=== Given records ===

◆ ◆ ◆ ◆ ◆ ◆ ◆

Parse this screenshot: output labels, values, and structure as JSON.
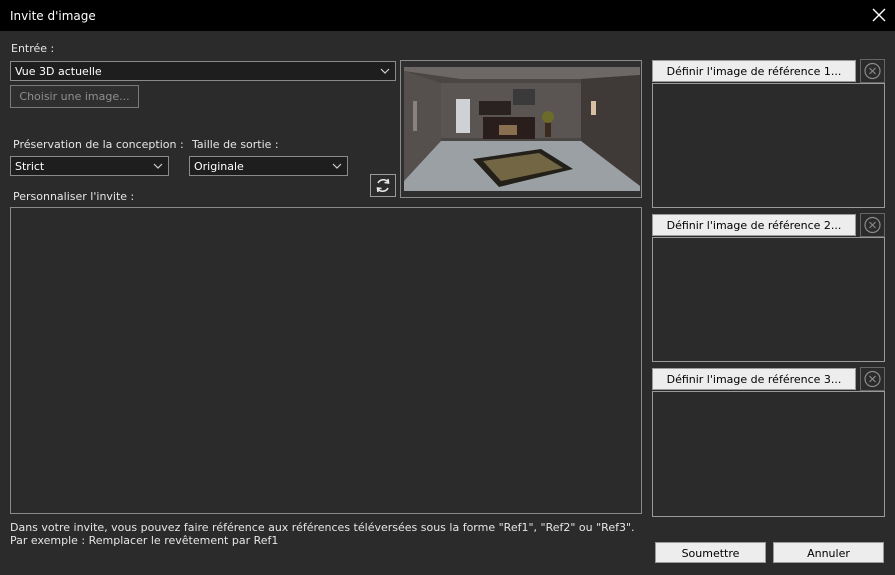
{
  "window": {
    "title": "Invite d'image"
  },
  "input": {
    "label": "Entrée :",
    "source_value": "Vue 3D actuelle",
    "choose_image_label": "Choisir une image..."
  },
  "design_preservation": {
    "label": "Préservation de la conception :",
    "value": "Strict"
  },
  "output_size": {
    "label": "Taille de sortie :",
    "value": "Originale"
  },
  "prompt": {
    "label": "Personnaliser l'invite :",
    "value": ""
  },
  "references": [
    {
      "button_label": "Définir l'image de référence 1..."
    },
    {
      "button_label": "Définir l'image de référence 2..."
    },
    {
      "button_label": "Définir l'image de référence 3..."
    }
  ],
  "hints": {
    "line1": "Dans votre invite, vous pouvez faire référence aux références téléversées sous la forme \"Ref1\", \"Ref2\" ou \"Ref3\".",
    "line2": "Par exemple : Remplacer le revêtement par Ref1"
  },
  "actions": {
    "submit_label": "Soumettre",
    "cancel_label": "Annuler"
  },
  "icons": {
    "close": "close-icon",
    "dropdown": "chevron-down-icon",
    "refresh": "refresh-icon",
    "clear": "clear-circle-icon"
  }
}
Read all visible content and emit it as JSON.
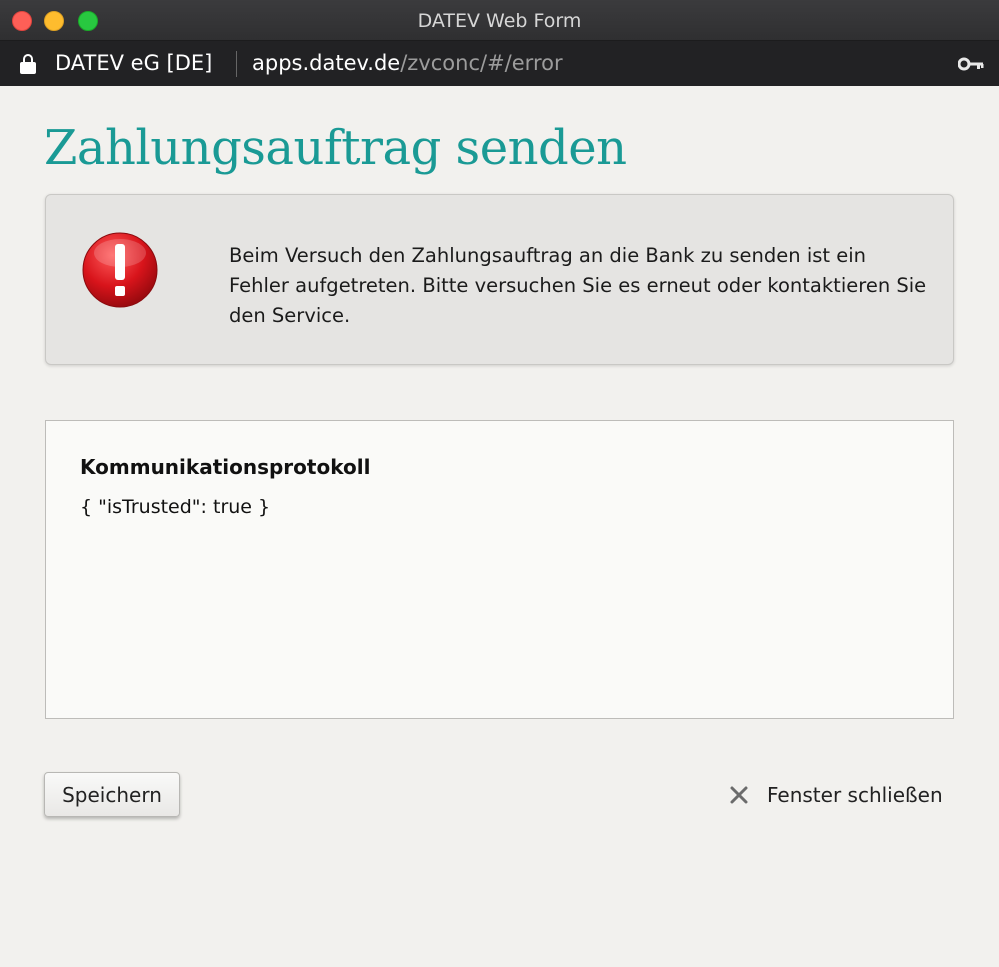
{
  "window": {
    "title": "DATEV Web Form"
  },
  "addressbar": {
    "certificate": "DATEV eG [DE]",
    "url_host": "apps.datev.de",
    "url_path": "/zvconc/#/error",
    "icons": {
      "lock": "lock-icon",
      "key": "key-icon"
    }
  },
  "page": {
    "title": "Zahlungsauftrag senden"
  },
  "error": {
    "icon": "error-exclamation-icon",
    "message": "Beim Versuch den Zahlungsauftrag an die Bank zu senden ist ein Fehler aufgetreten. Bitte versuchen Sie es erneut oder kontaktieren Sie den Service."
  },
  "protocol": {
    "title": "Kommunikationsprotokoll",
    "content": "{ \"isTrusted\": true }"
  },
  "actions": {
    "save_label": "Speichern",
    "close_label": "Fenster schließen"
  },
  "colors": {
    "title_accent": "#1a9a95",
    "error_red": "#d8141b"
  }
}
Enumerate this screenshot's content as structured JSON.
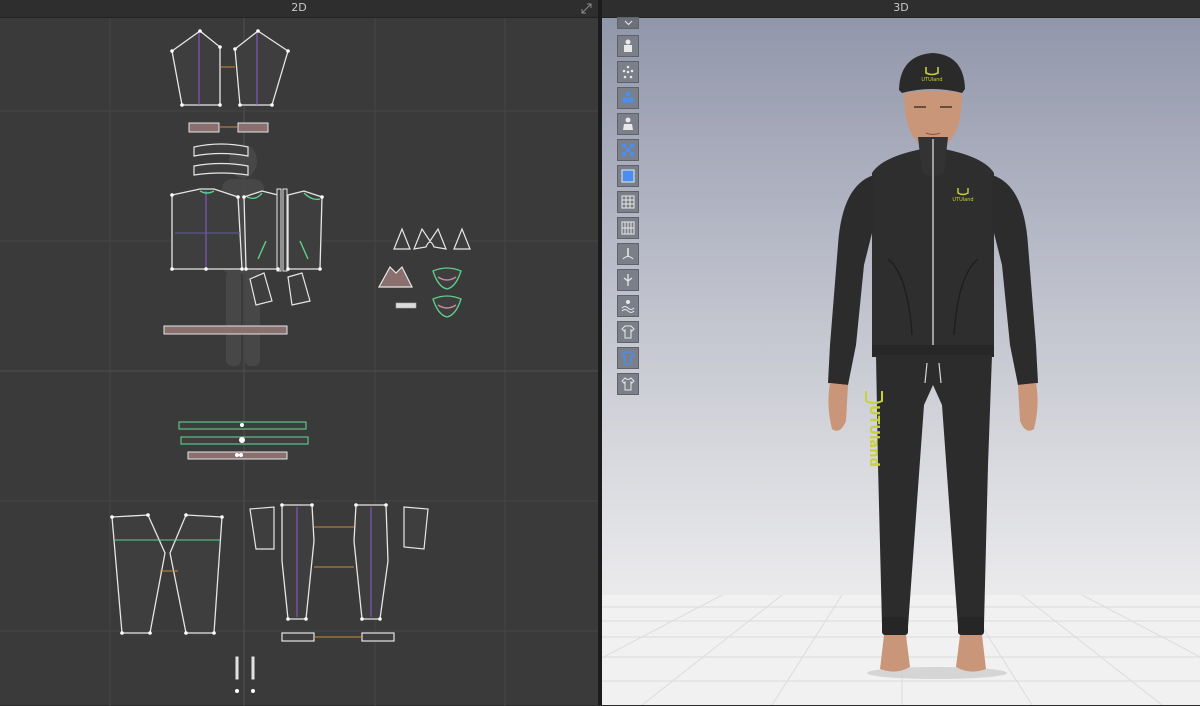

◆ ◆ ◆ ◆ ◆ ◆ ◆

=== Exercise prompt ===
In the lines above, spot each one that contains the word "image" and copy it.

=== Solution for this task ===
    "title": "Invite d'image"
    "choose_image_label": "Choisir une image..."
      "button_label": "Définir l'image de référence 1..."
      "button_label": "Définir l'image de référence 2..."
      "button_label": "Définir l'image de référence 3..."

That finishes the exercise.